- EXERCISE REQUIREMENTS -
Return the count of lines in the records that include the string "name", and nothing besides it.

- SUPPLIED ENTRIES -
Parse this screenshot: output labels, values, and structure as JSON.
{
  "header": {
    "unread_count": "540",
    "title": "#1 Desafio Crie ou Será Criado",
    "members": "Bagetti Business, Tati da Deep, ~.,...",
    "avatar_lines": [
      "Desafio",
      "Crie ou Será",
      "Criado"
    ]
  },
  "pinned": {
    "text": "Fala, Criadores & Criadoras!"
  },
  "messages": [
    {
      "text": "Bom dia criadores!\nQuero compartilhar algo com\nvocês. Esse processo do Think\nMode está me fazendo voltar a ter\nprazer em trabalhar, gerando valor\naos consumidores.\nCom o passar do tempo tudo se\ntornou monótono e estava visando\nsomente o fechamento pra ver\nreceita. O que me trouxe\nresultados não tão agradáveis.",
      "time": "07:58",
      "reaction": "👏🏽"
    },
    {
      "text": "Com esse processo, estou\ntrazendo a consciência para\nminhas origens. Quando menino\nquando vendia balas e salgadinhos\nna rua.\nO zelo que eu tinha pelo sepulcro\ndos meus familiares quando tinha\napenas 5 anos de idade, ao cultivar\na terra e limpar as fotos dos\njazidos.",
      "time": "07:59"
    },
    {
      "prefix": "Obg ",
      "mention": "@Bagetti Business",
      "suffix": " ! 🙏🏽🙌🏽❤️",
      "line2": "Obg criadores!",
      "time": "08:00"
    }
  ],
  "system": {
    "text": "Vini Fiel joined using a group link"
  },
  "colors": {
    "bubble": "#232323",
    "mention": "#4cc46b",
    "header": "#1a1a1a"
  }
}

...

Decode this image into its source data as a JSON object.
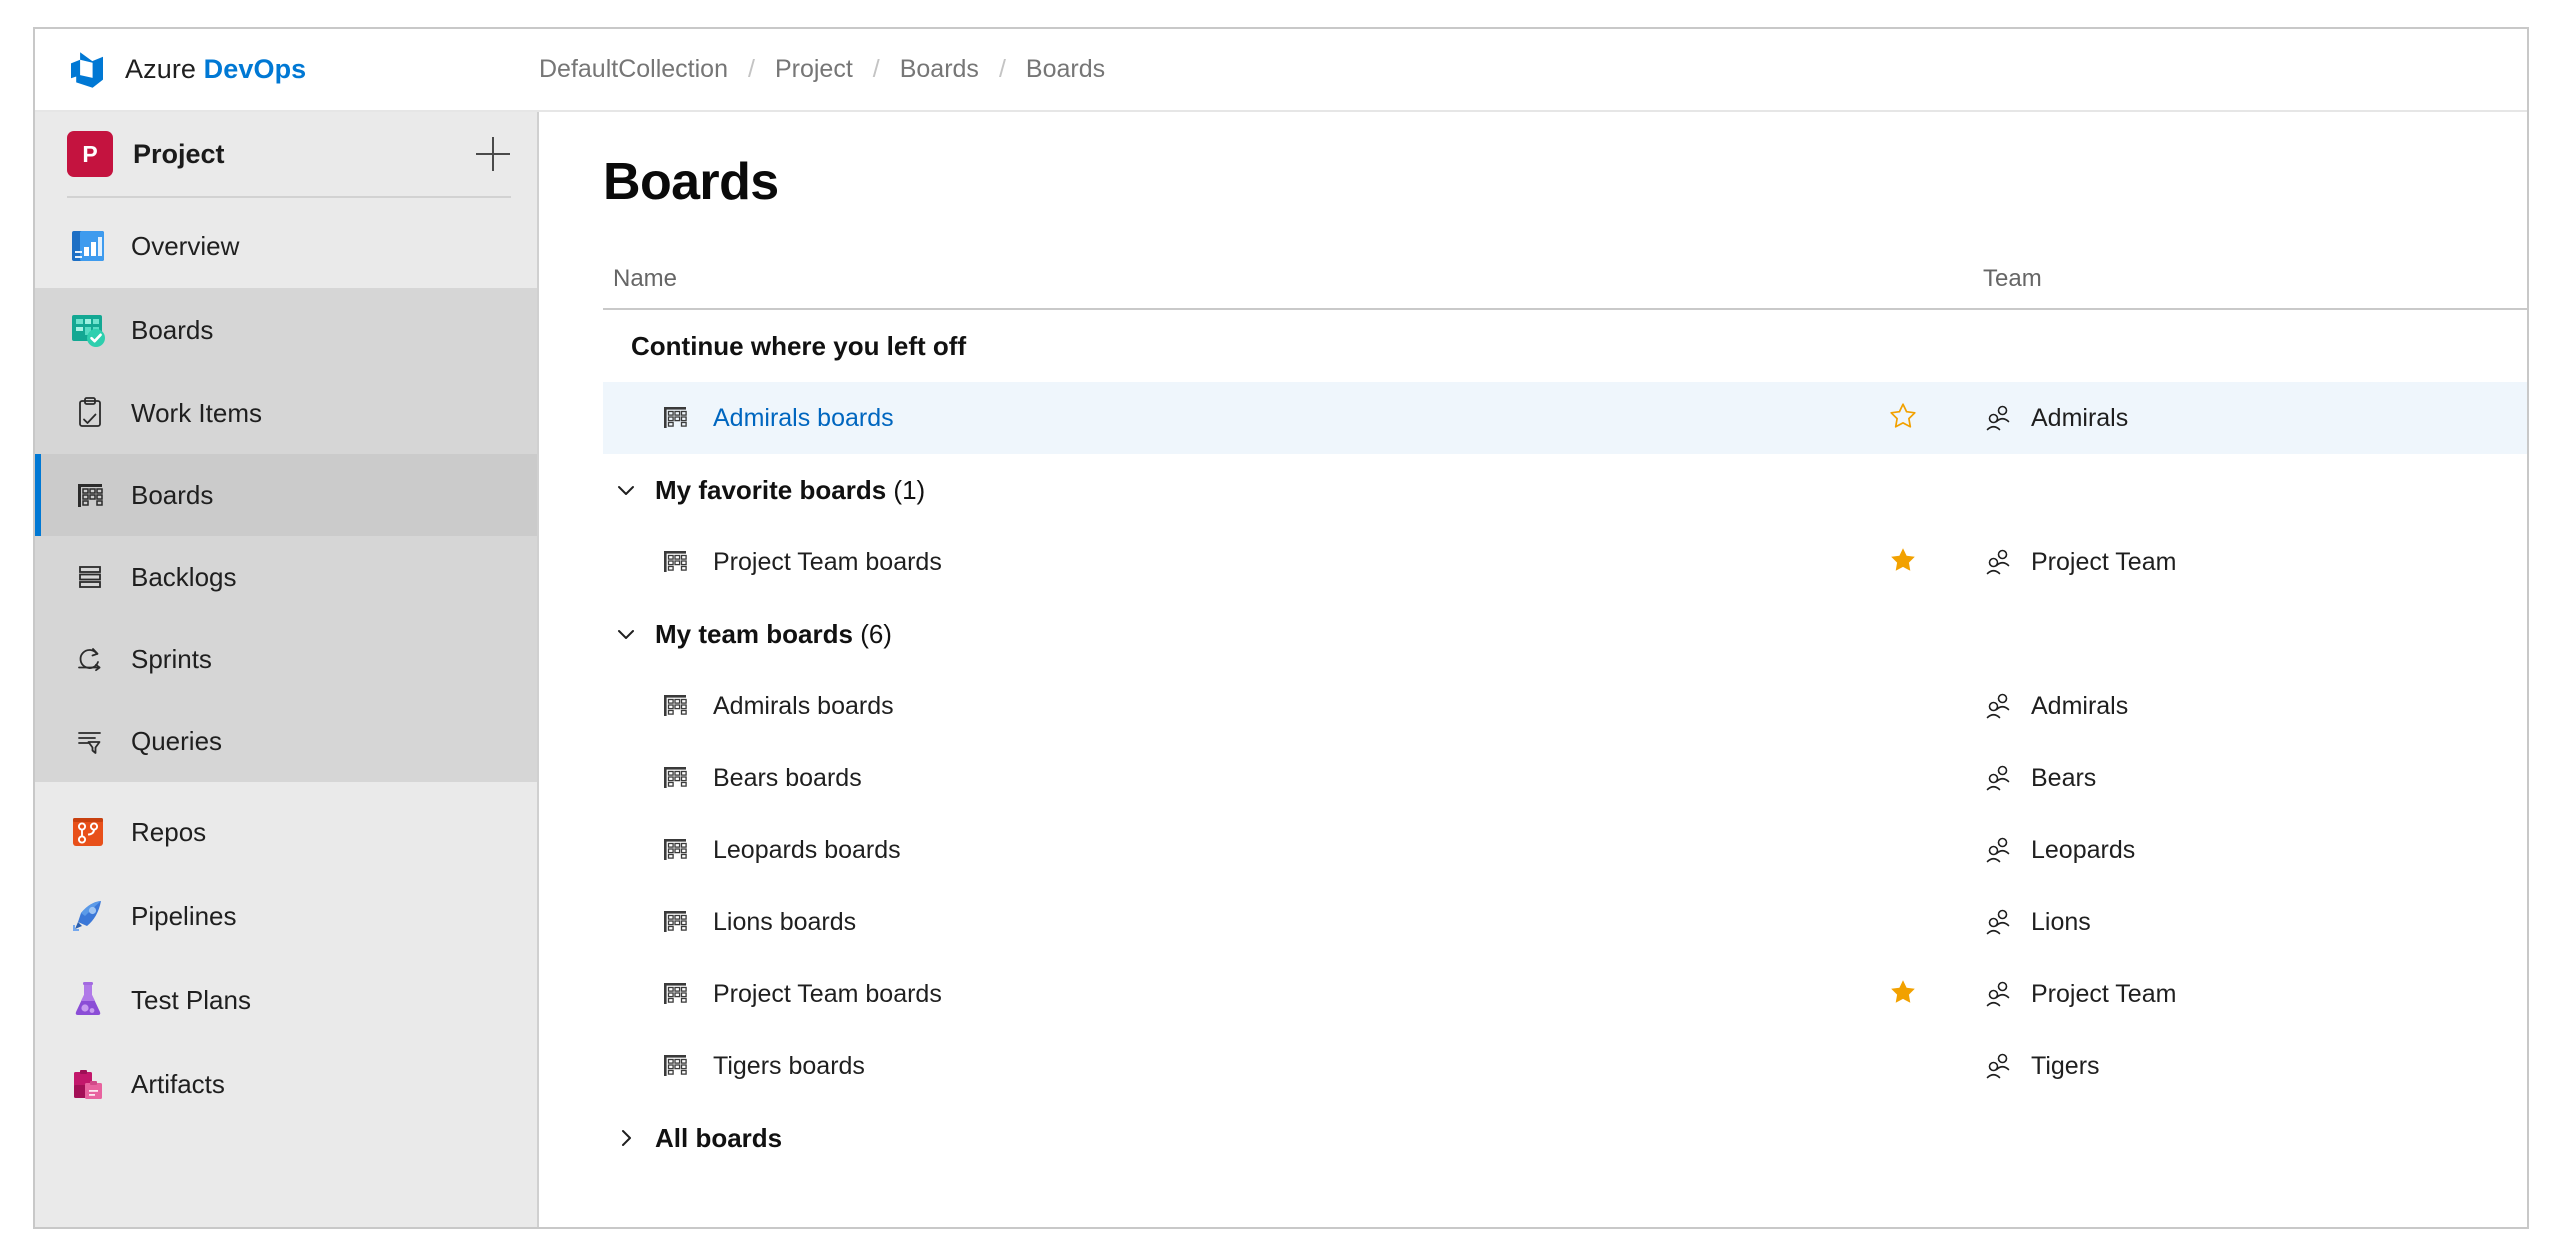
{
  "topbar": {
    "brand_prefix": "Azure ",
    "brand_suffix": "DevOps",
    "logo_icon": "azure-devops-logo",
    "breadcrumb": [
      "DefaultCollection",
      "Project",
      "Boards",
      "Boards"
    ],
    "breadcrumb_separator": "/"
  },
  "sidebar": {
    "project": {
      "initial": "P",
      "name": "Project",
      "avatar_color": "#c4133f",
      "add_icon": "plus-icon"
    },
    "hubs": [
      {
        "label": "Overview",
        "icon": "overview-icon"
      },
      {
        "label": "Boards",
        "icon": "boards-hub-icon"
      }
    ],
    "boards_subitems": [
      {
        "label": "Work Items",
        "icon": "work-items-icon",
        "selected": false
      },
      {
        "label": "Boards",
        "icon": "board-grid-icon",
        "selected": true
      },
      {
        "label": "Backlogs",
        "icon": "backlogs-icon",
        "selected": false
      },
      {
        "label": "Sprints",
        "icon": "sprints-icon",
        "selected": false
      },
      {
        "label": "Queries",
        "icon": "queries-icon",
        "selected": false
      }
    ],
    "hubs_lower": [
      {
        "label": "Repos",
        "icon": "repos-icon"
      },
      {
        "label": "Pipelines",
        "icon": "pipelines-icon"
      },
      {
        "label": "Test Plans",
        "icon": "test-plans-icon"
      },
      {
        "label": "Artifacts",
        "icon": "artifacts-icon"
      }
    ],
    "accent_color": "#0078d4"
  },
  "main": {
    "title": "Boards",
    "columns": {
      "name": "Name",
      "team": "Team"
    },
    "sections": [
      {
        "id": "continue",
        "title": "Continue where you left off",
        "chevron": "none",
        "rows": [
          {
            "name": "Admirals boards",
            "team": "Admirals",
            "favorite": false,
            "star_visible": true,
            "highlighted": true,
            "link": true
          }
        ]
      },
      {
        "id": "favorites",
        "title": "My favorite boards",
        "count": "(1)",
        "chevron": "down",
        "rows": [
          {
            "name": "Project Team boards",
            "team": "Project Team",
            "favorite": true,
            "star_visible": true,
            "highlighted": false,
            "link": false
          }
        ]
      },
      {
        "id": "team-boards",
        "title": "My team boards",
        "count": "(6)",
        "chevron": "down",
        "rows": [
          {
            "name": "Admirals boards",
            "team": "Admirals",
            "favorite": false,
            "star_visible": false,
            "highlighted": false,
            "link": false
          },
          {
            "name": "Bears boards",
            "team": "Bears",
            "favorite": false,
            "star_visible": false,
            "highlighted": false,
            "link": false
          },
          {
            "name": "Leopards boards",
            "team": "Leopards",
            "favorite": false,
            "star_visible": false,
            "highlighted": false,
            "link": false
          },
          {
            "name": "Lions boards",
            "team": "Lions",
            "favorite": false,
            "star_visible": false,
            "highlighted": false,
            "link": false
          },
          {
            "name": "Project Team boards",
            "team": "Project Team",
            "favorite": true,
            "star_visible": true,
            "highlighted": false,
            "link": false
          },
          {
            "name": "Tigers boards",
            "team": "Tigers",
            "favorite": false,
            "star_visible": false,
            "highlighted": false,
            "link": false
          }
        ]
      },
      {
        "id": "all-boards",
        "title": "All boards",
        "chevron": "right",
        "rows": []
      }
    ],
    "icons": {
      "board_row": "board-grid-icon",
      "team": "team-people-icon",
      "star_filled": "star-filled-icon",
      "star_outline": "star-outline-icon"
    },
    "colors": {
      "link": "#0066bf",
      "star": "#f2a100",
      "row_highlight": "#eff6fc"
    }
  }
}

- SOLVED EXERCISE -
10